Supplied material.

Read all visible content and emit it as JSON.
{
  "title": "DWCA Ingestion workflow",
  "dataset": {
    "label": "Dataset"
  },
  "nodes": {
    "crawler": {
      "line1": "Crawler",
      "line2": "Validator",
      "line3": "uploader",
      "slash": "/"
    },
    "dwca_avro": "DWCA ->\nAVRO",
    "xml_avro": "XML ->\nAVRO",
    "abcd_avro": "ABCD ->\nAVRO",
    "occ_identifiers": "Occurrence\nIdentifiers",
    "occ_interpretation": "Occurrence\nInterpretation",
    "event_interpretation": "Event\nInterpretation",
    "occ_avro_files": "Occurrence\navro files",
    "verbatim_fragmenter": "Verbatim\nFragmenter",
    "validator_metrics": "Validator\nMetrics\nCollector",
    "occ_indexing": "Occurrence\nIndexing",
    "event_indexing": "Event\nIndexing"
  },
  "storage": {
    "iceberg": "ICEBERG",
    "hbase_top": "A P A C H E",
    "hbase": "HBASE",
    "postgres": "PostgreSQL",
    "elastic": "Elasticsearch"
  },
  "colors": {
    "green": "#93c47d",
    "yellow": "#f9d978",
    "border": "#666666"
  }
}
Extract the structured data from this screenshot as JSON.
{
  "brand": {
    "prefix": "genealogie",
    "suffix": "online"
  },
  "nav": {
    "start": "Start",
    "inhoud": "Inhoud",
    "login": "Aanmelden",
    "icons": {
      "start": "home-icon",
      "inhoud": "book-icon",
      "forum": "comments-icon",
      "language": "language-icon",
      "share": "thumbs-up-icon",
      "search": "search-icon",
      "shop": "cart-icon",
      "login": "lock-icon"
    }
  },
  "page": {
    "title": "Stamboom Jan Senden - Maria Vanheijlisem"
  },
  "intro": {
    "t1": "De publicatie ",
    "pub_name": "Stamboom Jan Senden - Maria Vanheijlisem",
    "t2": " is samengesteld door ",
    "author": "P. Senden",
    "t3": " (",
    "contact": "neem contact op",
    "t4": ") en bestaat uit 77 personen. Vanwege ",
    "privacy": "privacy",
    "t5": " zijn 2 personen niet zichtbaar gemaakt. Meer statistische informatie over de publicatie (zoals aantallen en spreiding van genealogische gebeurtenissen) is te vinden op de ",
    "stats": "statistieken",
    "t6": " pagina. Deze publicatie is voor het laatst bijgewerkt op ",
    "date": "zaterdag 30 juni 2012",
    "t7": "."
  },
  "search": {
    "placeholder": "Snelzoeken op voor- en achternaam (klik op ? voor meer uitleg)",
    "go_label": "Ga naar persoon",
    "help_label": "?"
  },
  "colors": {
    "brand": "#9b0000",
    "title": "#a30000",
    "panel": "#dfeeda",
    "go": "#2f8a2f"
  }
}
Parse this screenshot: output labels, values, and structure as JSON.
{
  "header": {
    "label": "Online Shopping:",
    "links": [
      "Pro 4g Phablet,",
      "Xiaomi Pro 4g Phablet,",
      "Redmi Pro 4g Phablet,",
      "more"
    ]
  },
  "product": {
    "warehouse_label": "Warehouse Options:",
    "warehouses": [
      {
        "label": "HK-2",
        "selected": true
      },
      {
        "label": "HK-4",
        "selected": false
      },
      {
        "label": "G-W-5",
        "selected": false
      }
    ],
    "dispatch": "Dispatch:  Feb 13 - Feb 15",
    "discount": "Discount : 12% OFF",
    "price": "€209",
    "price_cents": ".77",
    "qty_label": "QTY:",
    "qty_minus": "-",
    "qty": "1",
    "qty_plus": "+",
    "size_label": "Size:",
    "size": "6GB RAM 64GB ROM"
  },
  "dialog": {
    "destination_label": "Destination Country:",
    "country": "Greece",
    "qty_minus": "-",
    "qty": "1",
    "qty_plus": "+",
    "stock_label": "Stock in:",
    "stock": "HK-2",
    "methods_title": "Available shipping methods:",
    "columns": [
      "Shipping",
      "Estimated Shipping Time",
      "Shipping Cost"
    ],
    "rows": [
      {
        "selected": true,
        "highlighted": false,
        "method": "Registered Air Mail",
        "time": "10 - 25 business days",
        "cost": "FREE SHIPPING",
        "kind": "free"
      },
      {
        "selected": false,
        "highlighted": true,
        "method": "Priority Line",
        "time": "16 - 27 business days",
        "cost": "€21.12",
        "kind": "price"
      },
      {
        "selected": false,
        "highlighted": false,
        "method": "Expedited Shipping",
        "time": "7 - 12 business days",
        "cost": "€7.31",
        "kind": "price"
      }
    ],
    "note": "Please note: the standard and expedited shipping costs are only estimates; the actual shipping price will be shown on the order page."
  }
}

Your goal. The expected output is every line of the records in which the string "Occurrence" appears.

Answer to this exercise.
    "occ_identifiers": "Occurrence\nIdentifiers",
    "occ_interpretation": "Occurrence\nInterpretation",
    "occ_avro_files": "Occurrence\navro files",
    "occ_indexing": "Occurrence\nIndexing",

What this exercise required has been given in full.